Tip by Steve Simon
During my many years as a photojournalist, I developed the habit of taking time at the end of the year to look back and pull out my best work to enter into various contests. I continue this practice, which forces me to take a critical look back at the year that was. It’s a kind of photographic road map from which I can update my portfolio; track my progress and spot weaknesses that I can work to improve.
But the somewhat surprising and ultimately disappointing reality I find after completing this exercise, is that when I pull out my best from the yearthose truly special, magical moments when something extraordinary happens in front of the camerathere are just not that many of them. Which brings me to my tip.
You should always work hard and long on every assignment or photograph-making opportunity. But learn to recognize “the magic,” when it happens to make sure you maximize those rare opportunities. I remember following two boys, each carrying a painting, with their dad lagging behind. I have to say that I’m not unhappy with the resulting photograph, but the experience taught me a lesson. When the boys turned the corner, I stopped and went the other way. Why did I stop? I’m not really sure.
I figured I had a decent image. The fact that I didn’t follow and continue shooting nags at me and reminds me not to take anything for granted. I won’t give up on a moment, on a potential great photograph, even if I think I already have something good. I’m committed to follow it through until the light fades, the subjects are tired, or the moment is gone. Photography is fun, but it’s important to push limits; work a little harder and see where it takes you.
I always remember what photographer Melissa Farlow once told me. She said that often, at the end of the shoot, when she thinks she has her picture and it’s late and she’s tired; she will put one more roll into the camera.

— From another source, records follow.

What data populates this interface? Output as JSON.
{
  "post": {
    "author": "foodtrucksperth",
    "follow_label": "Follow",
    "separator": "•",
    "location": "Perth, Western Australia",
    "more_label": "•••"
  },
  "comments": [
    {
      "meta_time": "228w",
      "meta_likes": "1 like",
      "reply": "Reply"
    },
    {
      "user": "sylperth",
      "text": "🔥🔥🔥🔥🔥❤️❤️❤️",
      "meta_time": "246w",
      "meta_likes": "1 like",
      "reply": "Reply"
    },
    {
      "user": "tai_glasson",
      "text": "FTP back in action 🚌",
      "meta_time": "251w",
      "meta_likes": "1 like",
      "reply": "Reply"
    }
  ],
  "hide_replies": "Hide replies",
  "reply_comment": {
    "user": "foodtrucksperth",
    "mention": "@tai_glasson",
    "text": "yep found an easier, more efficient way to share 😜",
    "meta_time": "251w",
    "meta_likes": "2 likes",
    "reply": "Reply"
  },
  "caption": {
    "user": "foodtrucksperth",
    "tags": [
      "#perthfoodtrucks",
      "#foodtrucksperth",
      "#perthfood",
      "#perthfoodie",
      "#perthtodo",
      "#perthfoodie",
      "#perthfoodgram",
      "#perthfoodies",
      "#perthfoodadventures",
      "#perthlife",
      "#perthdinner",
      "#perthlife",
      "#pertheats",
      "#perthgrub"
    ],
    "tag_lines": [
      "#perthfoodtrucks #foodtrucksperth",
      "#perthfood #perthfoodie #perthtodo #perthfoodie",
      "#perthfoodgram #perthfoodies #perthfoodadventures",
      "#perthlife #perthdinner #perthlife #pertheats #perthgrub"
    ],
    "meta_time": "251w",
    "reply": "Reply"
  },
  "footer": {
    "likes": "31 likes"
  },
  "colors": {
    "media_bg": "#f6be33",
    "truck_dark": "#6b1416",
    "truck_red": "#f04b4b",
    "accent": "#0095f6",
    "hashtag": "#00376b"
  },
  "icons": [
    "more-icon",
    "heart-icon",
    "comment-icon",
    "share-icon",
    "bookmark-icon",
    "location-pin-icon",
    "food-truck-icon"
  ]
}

Sometimes that last roll pushes her to a place she never could have predicted. It’s all about working the opportunities and taking chances.